---------- Data to process

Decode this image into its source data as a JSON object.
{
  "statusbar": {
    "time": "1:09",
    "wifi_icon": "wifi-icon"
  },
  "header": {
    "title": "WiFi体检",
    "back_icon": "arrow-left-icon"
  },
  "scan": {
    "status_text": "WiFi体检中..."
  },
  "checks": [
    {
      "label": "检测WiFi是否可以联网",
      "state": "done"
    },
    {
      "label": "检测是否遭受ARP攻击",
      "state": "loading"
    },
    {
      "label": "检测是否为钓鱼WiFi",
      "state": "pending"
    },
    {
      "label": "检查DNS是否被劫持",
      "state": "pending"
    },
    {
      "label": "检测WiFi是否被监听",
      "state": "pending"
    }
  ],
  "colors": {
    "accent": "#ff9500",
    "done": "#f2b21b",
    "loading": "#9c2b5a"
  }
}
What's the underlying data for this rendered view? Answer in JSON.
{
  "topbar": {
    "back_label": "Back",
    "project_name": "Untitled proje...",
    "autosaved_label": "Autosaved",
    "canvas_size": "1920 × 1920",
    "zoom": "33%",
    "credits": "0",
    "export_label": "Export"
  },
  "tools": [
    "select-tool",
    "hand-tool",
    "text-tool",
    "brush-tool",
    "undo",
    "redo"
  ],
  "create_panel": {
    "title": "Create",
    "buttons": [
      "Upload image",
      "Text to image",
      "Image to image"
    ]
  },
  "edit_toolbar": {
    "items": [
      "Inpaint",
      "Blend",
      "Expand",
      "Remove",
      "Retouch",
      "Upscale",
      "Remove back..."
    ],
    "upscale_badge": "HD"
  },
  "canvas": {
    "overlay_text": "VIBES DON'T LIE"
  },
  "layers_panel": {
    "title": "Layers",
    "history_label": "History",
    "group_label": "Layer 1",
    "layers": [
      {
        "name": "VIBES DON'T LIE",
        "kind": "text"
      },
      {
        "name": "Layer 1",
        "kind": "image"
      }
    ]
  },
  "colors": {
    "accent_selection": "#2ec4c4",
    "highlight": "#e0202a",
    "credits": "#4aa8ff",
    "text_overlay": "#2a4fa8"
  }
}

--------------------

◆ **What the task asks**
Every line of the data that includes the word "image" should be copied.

◆ **Answer to this problem**
Decode this image into its source data as a JSON object.
      "Upload image",
      "Text to image",
      "Image to image"
        "kind": "image"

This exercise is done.